Exercise goal |
Your response should be every line from the entries that includes the string "Самар".

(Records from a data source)
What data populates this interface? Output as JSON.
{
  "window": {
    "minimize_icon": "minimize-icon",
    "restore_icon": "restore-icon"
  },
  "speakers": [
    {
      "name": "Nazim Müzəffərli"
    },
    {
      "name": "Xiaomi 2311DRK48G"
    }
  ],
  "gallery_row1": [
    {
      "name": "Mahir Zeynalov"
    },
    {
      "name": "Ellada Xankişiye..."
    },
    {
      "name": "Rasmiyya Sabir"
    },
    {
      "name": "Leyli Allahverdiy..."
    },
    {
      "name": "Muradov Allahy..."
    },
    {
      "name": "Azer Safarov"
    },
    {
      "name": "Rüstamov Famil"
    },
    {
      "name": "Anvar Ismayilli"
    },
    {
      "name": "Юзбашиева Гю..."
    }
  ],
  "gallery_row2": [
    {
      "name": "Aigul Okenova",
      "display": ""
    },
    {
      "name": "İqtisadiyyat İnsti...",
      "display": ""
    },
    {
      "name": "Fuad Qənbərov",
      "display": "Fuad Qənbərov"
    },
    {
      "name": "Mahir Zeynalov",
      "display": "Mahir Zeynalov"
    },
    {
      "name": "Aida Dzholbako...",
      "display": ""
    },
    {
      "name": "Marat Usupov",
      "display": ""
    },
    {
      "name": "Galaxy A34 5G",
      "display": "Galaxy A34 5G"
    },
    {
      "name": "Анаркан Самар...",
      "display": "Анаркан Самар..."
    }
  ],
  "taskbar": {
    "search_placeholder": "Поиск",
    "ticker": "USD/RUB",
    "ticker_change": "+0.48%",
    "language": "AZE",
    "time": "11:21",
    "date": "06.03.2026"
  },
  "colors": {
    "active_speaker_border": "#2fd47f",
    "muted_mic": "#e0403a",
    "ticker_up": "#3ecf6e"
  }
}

Reply |
      "name": "Анаркан Самар...",
      "display": "Анаркан Самар..."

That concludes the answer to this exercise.